== Input data ==
===
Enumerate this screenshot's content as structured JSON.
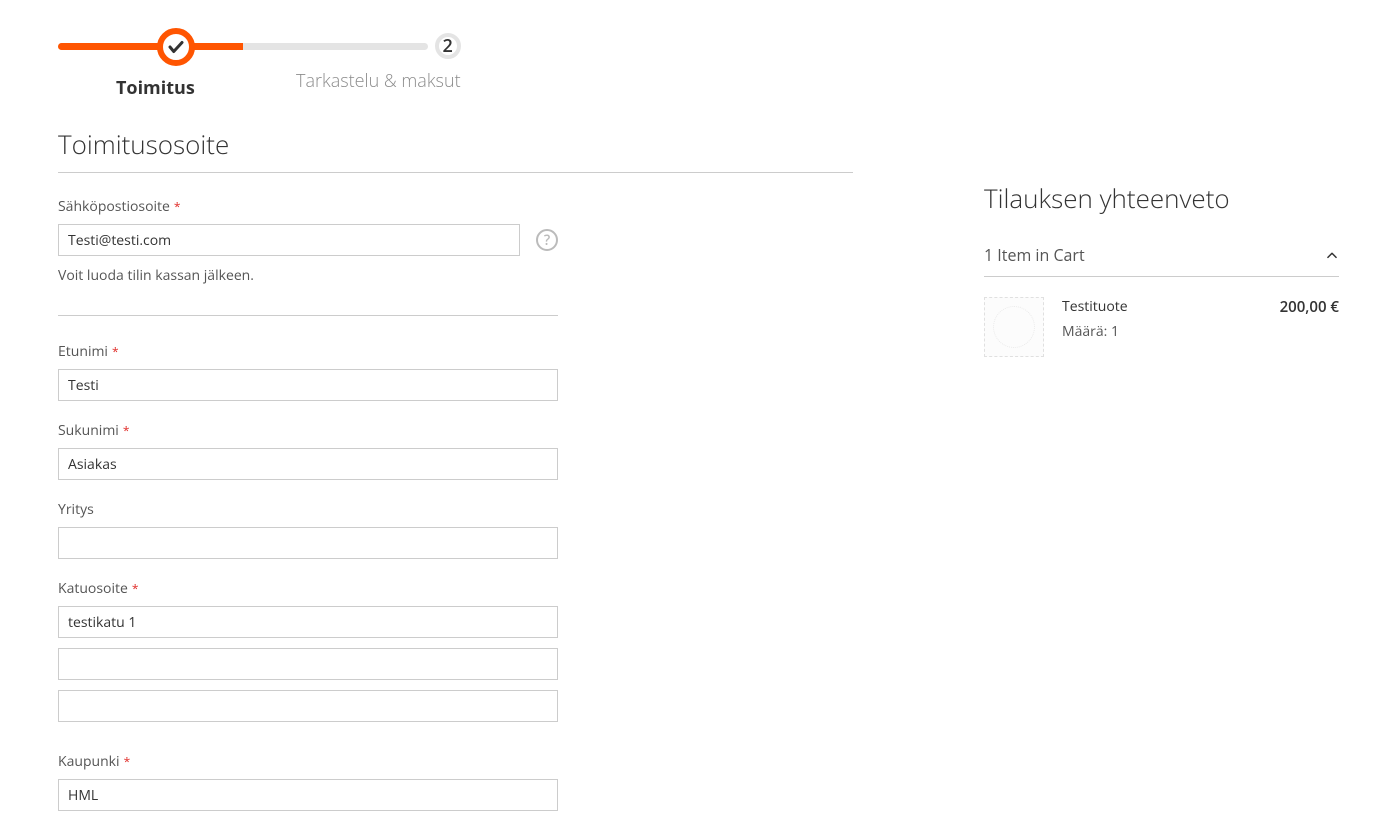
{
  "progress": {
    "step1": {
      "label": "Toimitus",
      "icon": "check"
    },
    "step2": {
      "label": "Tarkastelu & maksut",
      "number": "2"
    }
  },
  "shipping": {
    "title": "Toimitusosoite",
    "email": {
      "label": "Sähköpostiosoite",
      "value": "Testi@testi.com",
      "note": "Voit luoda tilin kassan jälkeen.",
      "help": "?"
    },
    "firstname": {
      "label": "Etunimi",
      "value": "Testi"
    },
    "lastname": {
      "label": "Sukunimi",
      "value": "Asiakas"
    },
    "company": {
      "label": "Yritys",
      "value": ""
    },
    "street": {
      "label": "Katuosoite",
      "line1": "testikatu 1",
      "line2": "",
      "line3": ""
    },
    "city": {
      "label": "Kaupunki",
      "value": "HML"
    }
  },
  "summary": {
    "title": "Tilauksen yhteenveto",
    "cart_label": "1 Item in Cart",
    "items": [
      {
        "name": "Testituote",
        "qty_label": "Määrä:",
        "qty": "1",
        "price": "200,00 €"
      }
    ]
  }
}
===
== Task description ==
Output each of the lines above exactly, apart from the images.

== Answer section ==
Enumerate this screenshot's content as structured JSON.
{
  "progress": {
    "step1": {
      "label": "Toimitus",
      "icon": "check"
    },
    "step2": {
      "label": "Tarkastelu & maksut",
      "number": "2"
    }
  },
  "shipping": {
    "title": "Toimitusosoite",
    "email": {
      "label": "Sähköpostiosoite",
      "value": "Testi@testi.com",
      "note": "Voit luoda tilin kassan jälkeen.",
      "help": "?"
    },
    "firstname": {
      "label": "Etunimi",
      "value": "Testi"
    },
    "lastname": {
      "label": "Sukunimi",
      "value": "Asiakas"
    },
    "company": {
      "label": "Yritys",
      "value": ""
    },
    "street": {
      "label": "Katuosoite",
      "line1": "testikatu 1",
      "line2": "",
      "line3": ""
    },
    "city": {
      "label": "Kaupunki",
      "value": "HML"
    }
  },
  "summary": {
    "title": "Tilauksen yhteenveto",
    "cart_label": "1 Item in Cart",
    "items": [
      {
        "name": "Testituote",
        "qty_label": "Määrä:",
        "qty": "1",
        "price": "200,00 €"
      }
    ]
  }
}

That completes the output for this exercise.